Plaintiff's argument cannot prevail because: First, there is no written rule or regulation under the Uniform Commercial Code, the Banking Law or Federal Reserve banking laws or regulations which substantiates plaintiff's argument. Secondly, the court may take judicial notice of any fact which is "a matter of common and general knowledge, well established and authoritatively settled, not doubtful or uncertain." ( Ecco High Frequency Corp. v Amtorg Trading Corp., 81 N.Y.S.2d 610, 617; Matter of Buszta, 18 Misc.2d 716. ) The "five-day" rule is neither common knowledge, nor well established or authoritatively settled. The court, on its own volition, took a survey of three local banks and found that the number of days which must pass before a depositor may draw on an out-of-town check varies from bank to bank, in this case, 6, 8 and 10 days, respectively, for the banks surveyed. Therefore, the court cannot take judicial notice of plaintiff's "five-day" rule.

Assuming, arguendo, that the "five-day" rule did exist, plaintiff would have been able to draw against the check but this wouldn't preclude the defendant from charging the unpaid item back to plaintiff's account as a debit. Subdivision (1) of section 4-212 of the Uniform Commercial Code states that where a bank has given provisional settlement for an item and the item is subsequently dishonored the bank may revoke the settlement and charge back any credit given for the item to its customer's account if the bank sends notification to its client by its midnight deadline. The defendant learned of the dishonor on September 23 and notified its client on September 24, all within the midnight deadline as defined by section 4-104 (subd [1], par [h]) of the Uniform Commercial Code. Subdivision (4) of section 4-212 further provides that the right to charge back is not affected by prior use of the credit or failure of any bank to exercise ordinary care with respect to the item although the failing bank remains liable. Official Comment 5 to section 4-212 states that "[t]he rule of subsection (4) relating to charge-bank applies irrespective of the cause of the nonpayment, and of the person ultimately liable for nonpayment. Thus charge-back is permitted even where nonpayment results from the depository bank's own negligence." Comment 6 states that "[i]t is clear that the charge-back does not relieve the bank from any liability for failure to exercise ordinary care in handling the item. The measure of damages for such failure is stated in Section 4-103 (5)."

Therefore, even if defendant failed to exercise ordinary care, defendant still had the right to charge back the dishonored item, and plaintiff would have then been relegated to collecting damages under subdivision (5) of section 4-103 which states that "[t]he measure of damages for failure to exercise ordinary care in handling an item is the amount of the item reduced by an amount which could not have been realized by the use of ordinary care, and where there is bad faith it includes other damages, if any, suffered by the party as a proximate consequence."

There are no allegations of bad faith on the part of defendant so plaintiff's damages would be the amount of the item reduced by an amount which could not have been realized by the use of ordinary care. Again, plaintiff would be unable to collect from defendant.

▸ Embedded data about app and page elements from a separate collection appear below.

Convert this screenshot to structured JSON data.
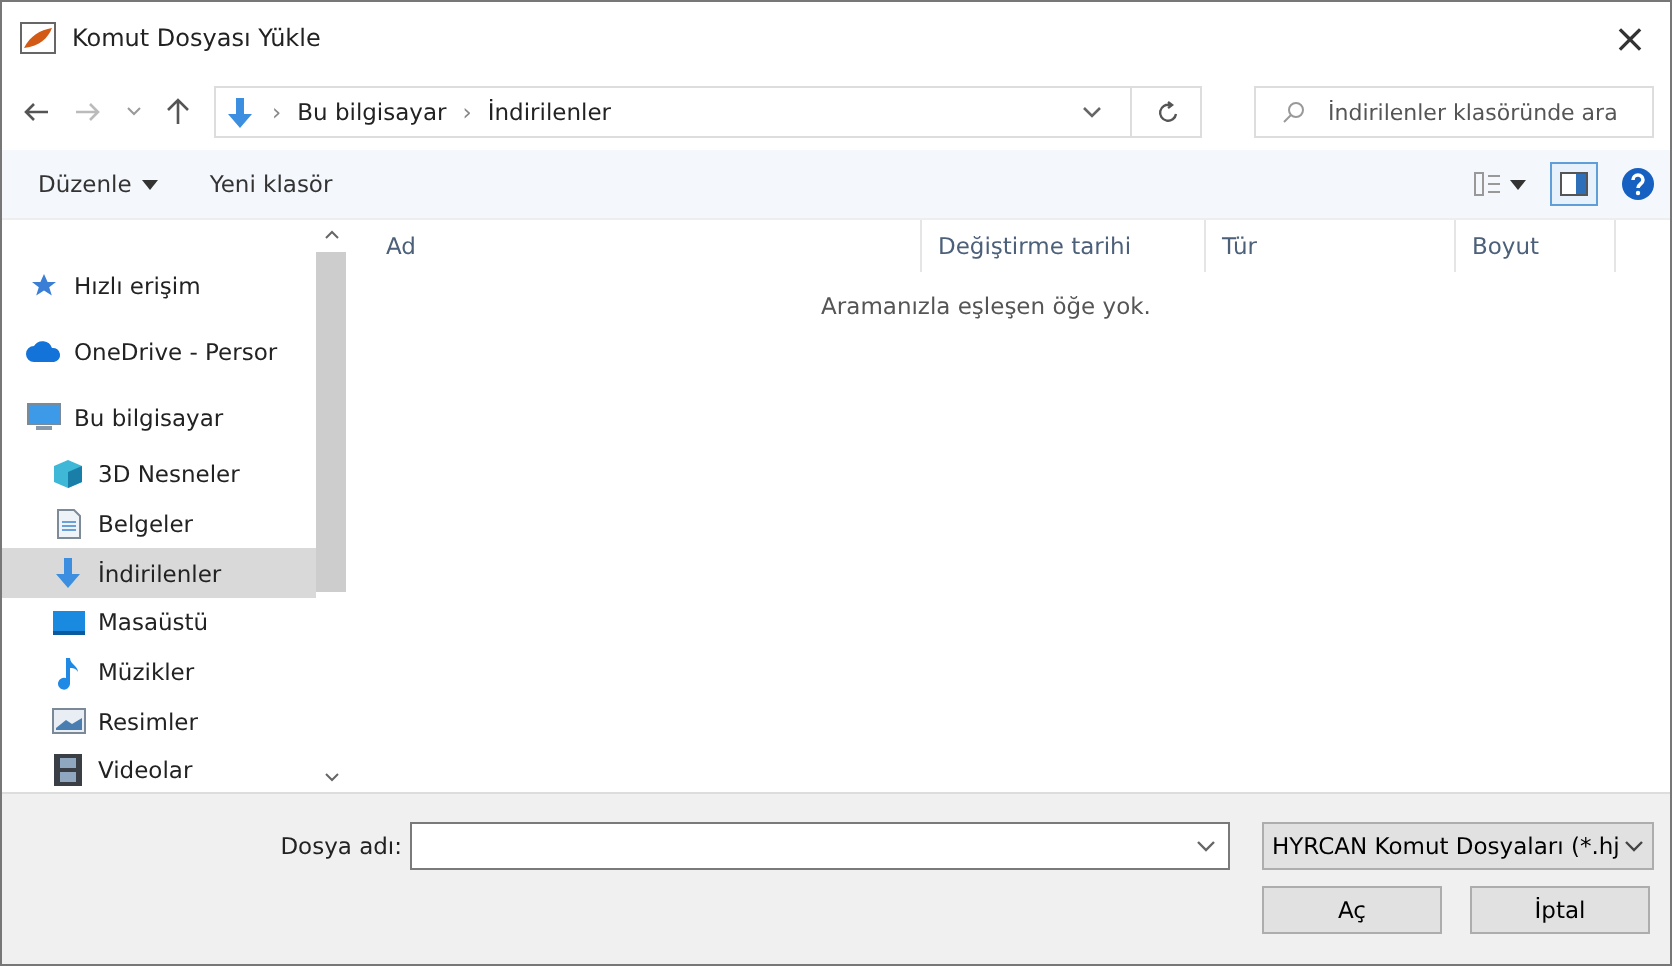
{
  "window": {
    "title": "Komut Dosyası Yükle",
    "close": "×"
  },
  "address": {
    "path": [
      {
        "label": "Bu bilgisayar"
      },
      {
        "label": "İndirilenler"
      }
    ],
    "separator": "›"
  },
  "search": {
    "placeholder": "İndirilenler klasöründe ara"
  },
  "toolbar": {
    "organize": "Düzenle",
    "new_folder": "Yeni klasör",
    "preview_pane_on": true
  },
  "sidebar": {
    "items": [
      {
        "label": "Hızlı erişim",
        "kind": "star",
        "selected": false
      },
      {
        "label": "OneDrive - Persor",
        "kind": "cloud",
        "selected": false
      },
      {
        "label": "Bu bilgisayar",
        "kind": "pc",
        "selected": false,
        "children": [
          {
            "label": "3D Nesneler",
            "kind": "cube",
            "selected": false
          },
          {
            "label": "Belgeler",
            "kind": "doc",
            "selected": false
          },
          {
            "label": "İndirilenler",
            "kind": "download",
            "selected": true
          },
          {
            "label": "Masaüstü",
            "kind": "desktop",
            "selected": false
          },
          {
            "label": "Müzikler",
            "kind": "music",
            "selected": false
          },
          {
            "label": "Resimler",
            "kind": "image",
            "selected": false
          },
          {
            "label": "Videolar",
            "kind": "video",
            "selected": false
          }
        ]
      }
    ]
  },
  "table": {
    "columns": [
      "Ad",
      "Değiştirme tarihi",
      "Tür",
      "Boyut"
    ],
    "empty_message": "Aramanızla eşleşen öğe yok."
  },
  "footer": {
    "filename_label": "Dosya adı:",
    "filter": "HYRCAN Komut Dosyaları (*.hj",
    "buttons": [
      "Aç",
      "İptal"
    ]
  }
}
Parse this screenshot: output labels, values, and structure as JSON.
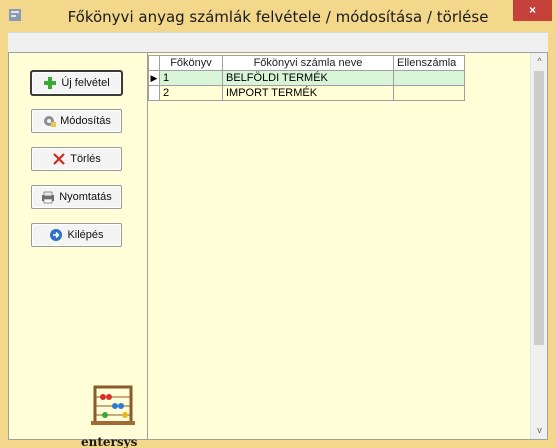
{
  "window": {
    "title": "Főkönyvi anyag számlák felvétele / módosítása / törlése",
    "close_label": "×"
  },
  "buttons": {
    "new": "Új felvétel",
    "modify": "Módosítás",
    "delete": "Törlés",
    "print": "Nyomtatás",
    "exit": "Kilépés"
  },
  "logo": {
    "text": "entersys"
  },
  "grid": {
    "columns": [
      "Főkönyv",
      "Főkönyvi számla neve",
      "Ellenszámla"
    ],
    "rows": [
      {
        "fokonyv": "1",
        "nev": "BELFÖLDI TERMÉK",
        "ellenszamla": ""
      },
      {
        "fokonyv": "2",
        "nev": "IMPORT TERMÉK",
        "ellenszamla": ""
      }
    ],
    "current_row_marker": "▶"
  },
  "scrollbar": {
    "up": "^",
    "down": "v"
  },
  "colors": {
    "accent": "#f3d78b",
    "panel": "#fffed6",
    "selected_row": "#d8f5d8",
    "close": "#c7413b"
  }
}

Defendant, in its original moving papers, has attached as Exhibit C a letter from the City of White Plains City Court, the maker of the draft to Eleanor Taylor. The letter is dated September 15, 1982 and addressed to the Bank of New York in White Plains, requesting a stop payment on said check. Therefore, no matter how soon defendant had the item delivered to the payor bank, the item would still have been returned unpaid, there being a stop payment order on the same day as defendant received the item. Even if defendant exercised the utmost care in forwarding the check, plaintiff would be precluded from recovering even 1 cent under subdivision (5) of section 4-103 of the Uniform Commercial Code in light of the stop payment letter.

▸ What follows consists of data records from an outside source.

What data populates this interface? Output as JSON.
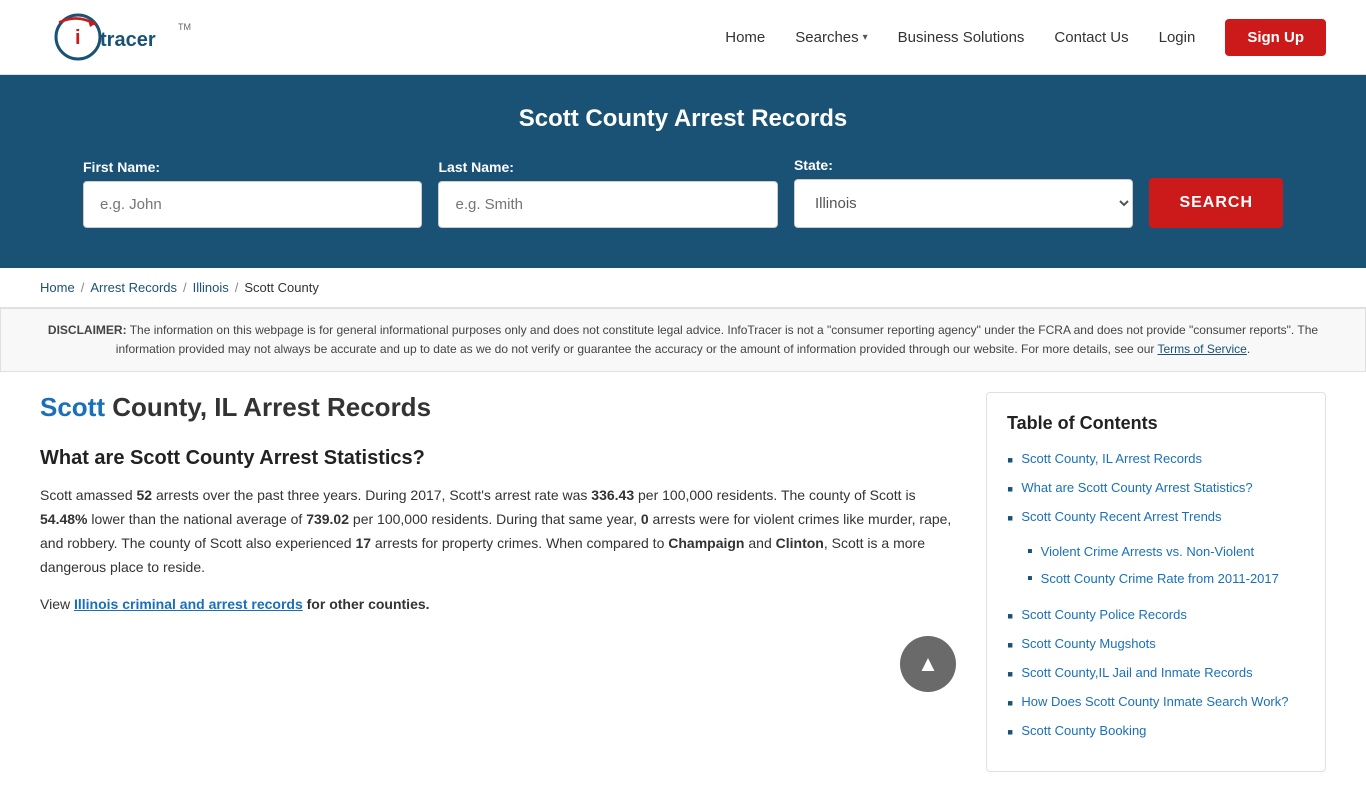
{
  "header": {
    "logo_alt": "InfoTracer",
    "nav": {
      "home": "Home",
      "searches": "Searches",
      "business_solutions": "Business Solutions",
      "contact_us": "Contact Us",
      "login": "Login",
      "signup": "Sign Up"
    }
  },
  "search_banner": {
    "title": "Scott County Arrest Records",
    "first_name_label": "First Name:",
    "first_name_placeholder": "e.g. John",
    "last_name_label": "Last Name:",
    "last_name_placeholder": "e.g. Smith",
    "state_label": "State:",
    "state_value": "Illinois",
    "search_button": "SEARCH"
  },
  "breadcrumb": {
    "home": "Home",
    "arrest_records": "Arrest Records",
    "illinois": "Illinois",
    "current": "Scott County"
  },
  "disclaimer": {
    "bold_text": "DISCLAIMER:",
    "text": " The information on this webpage is for general informational purposes only and does not constitute legal advice. InfoTracer is not a \"consumer reporting agency\" under the FCRA and does not provide \"consumer reports\". The information provided may not always be accurate and up to date as we do not verify or guarantee the accuracy or the amount of information provided through our website. For more details, see our ",
    "link_text": "Terms of Service",
    "end": "."
  },
  "article": {
    "title_highlight": "Scott",
    "title_rest": " County, IL Arrest Records",
    "section_title": "What are Scott County Arrest Statistics?",
    "body": "Scott amassed ",
    "arrests_number": "52",
    "body2": " arrests over the past three years. During 2017, Scott's arrest rate was ",
    "rate": "336.43",
    "body3": " per 100,000 residents. The county of Scott is ",
    "percent": "54.48%",
    "body4": " lower than the national average of ",
    "national": "739.02",
    "body5": " per 100,000 residents. During that same year, ",
    "violent": "0",
    "body6": " arrests were for violent crimes like murder, rape, and robbery. The county of Scott also experienced ",
    "property": "17",
    "body7": " arrests for property crimes. When compared to ",
    "city1": "Champaign",
    "body8": " and ",
    "city2": "Clinton",
    "body9": ", Scott is a more dangerous place to reside.",
    "cta_text": "View ",
    "cta_link": "Illinois criminal and arrest records",
    "cta_end": " for other counties."
  },
  "toc": {
    "title": "Table of Contents",
    "items": [
      {
        "text": "Scott County, IL Arrest Records",
        "href": "#"
      },
      {
        "text": "What are Scott County Arrest Statistics?",
        "href": "#"
      },
      {
        "text": "Scott County Recent Arrest Trends",
        "href": "#",
        "sub": [
          {
            "text": "Violent Crime Arrests vs. Non-Violent",
            "href": "#"
          },
          {
            "text": "Scott County Crime Rate from 2011-2017",
            "href": "#"
          }
        ]
      },
      {
        "text": "Scott County Police Records",
        "href": "#"
      },
      {
        "text": "Scott County Mugshots",
        "href": "#"
      },
      {
        "text": "Scott County,IL Jail and Inmate Records",
        "href": "#"
      },
      {
        "text": "How Does Scott County Inmate Search Work?",
        "href": "#"
      },
      {
        "text": "Scott County Booking",
        "href": "#"
      }
    ]
  }
}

Accordingly, defendant's motion for summary judgment is granted and plaintiff's cross motion for summary judgment is denied.